● TASK STATEMENT
The copy must match the data word for word and contain no pictures.

● RECORDS FOR THE EXERCISE
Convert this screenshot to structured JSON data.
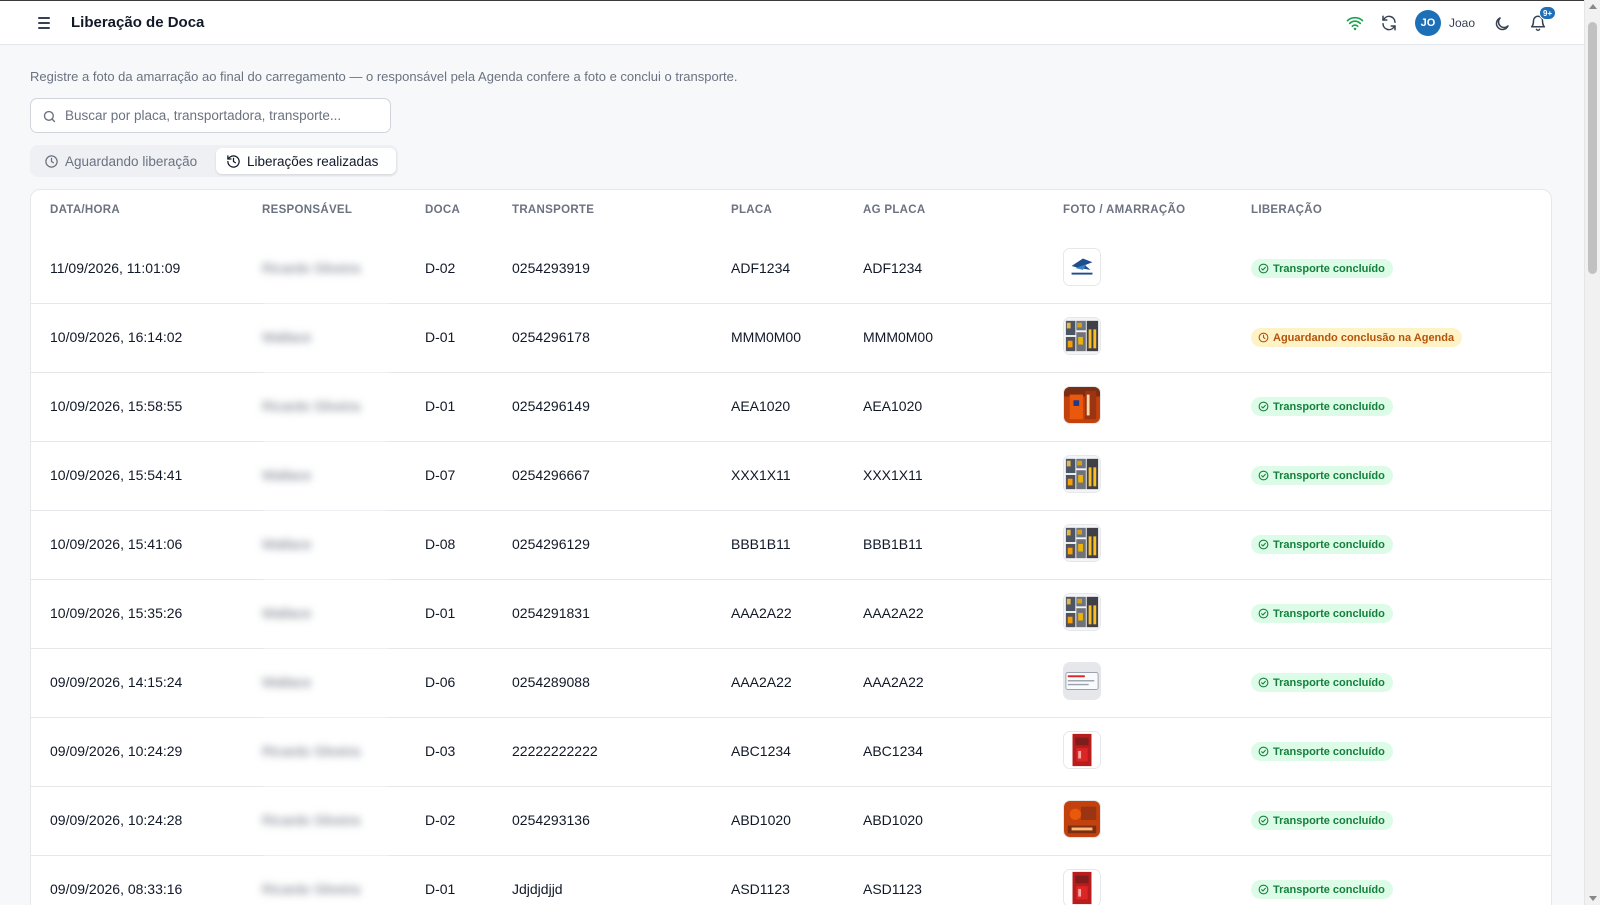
{
  "header": {
    "title": "Liberação de Doca",
    "user": {
      "initials": "JO",
      "name": "Joao"
    },
    "notifications_badge": "9+"
  },
  "description": "Registre a foto da amarração ao final do carregamento — o responsável pela Agenda confere a foto e conclui o transporte.",
  "search": {
    "placeholder": "Buscar por placa, transportadora, transporte...",
    "value": ""
  },
  "tabs": [
    {
      "label": "Aguardando liberação",
      "active": false
    },
    {
      "label": "Liberações realizadas",
      "active": true
    }
  ],
  "table": {
    "columns": [
      "DATA/HORA",
      "RESPONSÁVEL",
      "DOCA",
      "TRANSPORTE",
      "PLACA",
      "AG PLACA",
      "FOTO / AMARRAÇÃO",
      "LIBERAÇÃO"
    ],
    "rows": [
      {
        "datetime": "11/09/2026, 11:01:09",
        "responsavel": "Ricardo Silveira",
        "doca": "D-02",
        "transporte": "0254293919",
        "placa": "ADF1234",
        "ag_placa": "ADF1234",
        "photo": "logo",
        "status": "Transporte concluído",
        "status_kind": "green"
      },
      {
        "datetime": "10/09/2026, 16:14:02",
        "responsavel": "Wallace",
        "doca": "D-01",
        "transporte": "0254296178",
        "placa": "MMM0M00",
        "ag_placa": "MMM0M00",
        "photo": "collage",
        "status": "Aguardando conclusão na Agenda",
        "status_kind": "amber"
      },
      {
        "datetime": "10/09/2026, 15:58:55",
        "responsavel": "Ricardo Silveira",
        "doca": "D-01",
        "transporte": "0254296149",
        "placa": "AEA1020",
        "ag_placa": "AEA1020",
        "photo": "orange",
        "status": "Transporte concluído",
        "status_kind": "green"
      },
      {
        "datetime": "10/09/2026, 15:54:41",
        "responsavel": "Wallace",
        "doca": "D-07",
        "transporte": "0254296667",
        "placa": "XXX1X11",
        "ag_placa": "XXX1X11",
        "photo": "collage",
        "status": "Transporte concluído",
        "status_kind": "green"
      },
      {
        "datetime": "10/09/2026, 15:41:06",
        "responsavel": "Wallace",
        "doca": "D-08",
        "transporte": "0254296129",
        "placa": "BBB1B11",
        "ag_placa": "BBB1B11",
        "photo": "collage",
        "status": "Transporte concluído",
        "status_kind": "green"
      },
      {
        "datetime": "10/09/2026, 15:35:26",
        "responsavel": "Wallace",
        "doca": "D-01",
        "transporte": "0254291831",
        "placa": "AAA2A22",
        "ag_placa": "AAA2A22",
        "photo": "collage",
        "status": "Transporte concluído",
        "status_kind": "green"
      },
      {
        "datetime": "09/09/2026, 14:15:24",
        "responsavel": "Wallace",
        "doca": "D-06",
        "transporte": "0254289088",
        "placa": "AAA2A22",
        "ag_placa": "AAA2A22",
        "photo": "screen",
        "status": "Transporte concluído",
        "status_kind": "green"
      },
      {
        "datetime": "09/09/2026, 10:24:29",
        "responsavel": "Ricardo Silveira",
        "doca": "D-03",
        "transporte": "22222222222",
        "placa": "ABC1234",
        "ag_placa": "ABC1234",
        "photo": "red",
        "status": "Transporte concluído",
        "status_kind": "green"
      },
      {
        "datetime": "09/09/2026, 10:24:28",
        "responsavel": "Ricardo Silveira",
        "doca": "D-02",
        "transporte": "0254293136",
        "placa": "ABD1020",
        "ag_placa": "ABD1020",
        "photo": "orange2",
        "status": "Transporte concluído",
        "status_kind": "green"
      },
      {
        "datetime": "09/09/2026, 08:33:16",
        "responsavel": "Ricardo Silveira",
        "doca": "D-01",
        "transporte": "Jdjdjdjjd",
        "placa": "ASD1123",
        "ag_placa": "ASD1123",
        "photo": "red",
        "status": "Transporte concluído",
        "status_kind": "green"
      }
    ]
  },
  "colors": {
    "accent": "#1d6fb8",
    "success_bg": "#dcfce7",
    "success_fg": "#15803d",
    "warning_bg": "#fef3c7",
    "warning_fg": "#b45309",
    "wifi": "#16a34a"
  }
}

● ANSWER FOR THE TASK
Convert this screenshot to structured JSON data.
{
  "header": {
    "title": "Liberação de Doca",
    "user": {
      "initials": "JO",
      "name": "Joao"
    },
    "notifications_badge": "9+"
  },
  "description": "Registre a foto da amarração ao final do carregamento — o responsável pela Agenda confere a foto e conclui o transporte.",
  "search": {
    "placeholder": "Buscar por placa, transportadora, transporte...",
    "value": ""
  },
  "tabs": [
    {
      "label": "Aguardando liberação",
      "active": false
    },
    {
      "label": "Liberações realizadas",
      "active": true
    }
  ],
  "table": {
    "columns": [
      "DATA/HORA",
      "RESPONSÁVEL",
      "DOCA",
      "TRANSPORTE",
      "PLACA",
      "AG PLACA",
      "FOTO / AMARRAÇÃO",
      "LIBERAÇÃO"
    ],
    "rows": [
      {
        "datetime": "11/09/2026, 11:01:09",
        "responsavel": "Ricardo Silveira",
        "doca": "D-02",
        "transporte": "0254293919",
        "placa": "ADF1234",
        "ag_placa": "ADF1234",
        "photo": "logo",
        "status": "Transporte concluído",
        "status_kind": "green"
      },
      {
        "datetime": "10/09/2026, 16:14:02",
        "responsavel": "Wallace",
        "doca": "D-01",
        "transporte": "0254296178",
        "placa": "MMM0M00",
        "ag_placa": "MMM0M00",
        "photo": "collage",
        "status": "Aguardando conclusão na Agenda",
        "status_kind": "amber"
      },
      {
        "datetime": "10/09/2026, 15:58:55",
        "responsavel": "Ricardo Silveira",
        "doca": "D-01",
        "transporte": "0254296149",
        "placa": "AEA1020",
        "ag_placa": "AEA1020",
        "photo": "orange",
        "status": "Transporte concluído",
        "status_kind": "green"
      },
      {
        "datetime": "10/09/2026, 15:54:41",
        "responsavel": "Wallace",
        "doca": "D-07",
        "transporte": "0254296667",
        "placa": "XXX1X11",
        "ag_placa": "XXX1X11",
        "photo": "collage",
        "status": "Transporte concluído",
        "status_kind": "green"
      },
      {
        "datetime": "10/09/2026, 15:41:06",
        "responsavel": "Wallace",
        "doca": "D-08",
        "transporte": "0254296129",
        "placa": "BBB1B11",
        "ag_placa": "BBB1B11",
        "photo": "collage",
        "status": "Transporte concluído",
        "status_kind": "green"
      },
      {
        "datetime": "10/09/2026, 15:35:26",
        "responsavel": "Wallace",
        "doca": "D-01",
        "transporte": "0254291831",
        "placa": "AAA2A22",
        "ag_placa": "AAA2A22",
        "photo": "collage",
        "status": "Transporte concluído",
        "status_kind": "green"
      },
      {
        "datetime": "09/09/2026, 14:15:24",
        "responsavel": "Wallace",
        "doca": "D-06",
        "transporte": "0254289088",
        "placa": "AAA2A22",
        "ag_placa": "AAA2A22",
        "photo": "screen",
        "status": "Transporte concluído",
        "status_kind": "green"
      },
      {
        "datetime": "09/09/2026, 10:24:29",
        "responsavel": "Ricardo Silveira",
        "doca": "D-03",
        "transporte": "22222222222",
        "placa": "ABC1234",
        "ag_placa": "ABC1234",
        "photo": "red",
        "status": "Transporte concluído",
        "status_kind": "green"
      },
      {
        "datetime": "09/09/2026, 10:24:28",
        "responsavel": "Ricardo Silveira",
        "doca": "D-02",
        "transporte": "0254293136",
        "placa": "ABD1020",
        "ag_placa": "ABD1020",
        "photo": "orange2",
        "status": "Transporte concluído",
        "status_kind": "green"
      },
      {
        "datetime": "09/09/2026, 08:33:16",
        "responsavel": "Ricardo Silveira",
        "doca": "D-01",
        "transporte": "Jdjdjdjjd",
        "placa": "ASD1123",
        "ag_placa": "ASD1123",
        "photo": "red",
        "status": "Transporte concluído",
        "status_kind": "green"
      }
    ]
  },
  "colors": {
    "accent": "#1d6fb8",
    "success_bg": "#dcfce7",
    "success_fg": "#15803d",
    "warning_bg": "#fef3c7",
    "warning_fg": "#b45309",
    "wifi": "#16a34a"
  }
}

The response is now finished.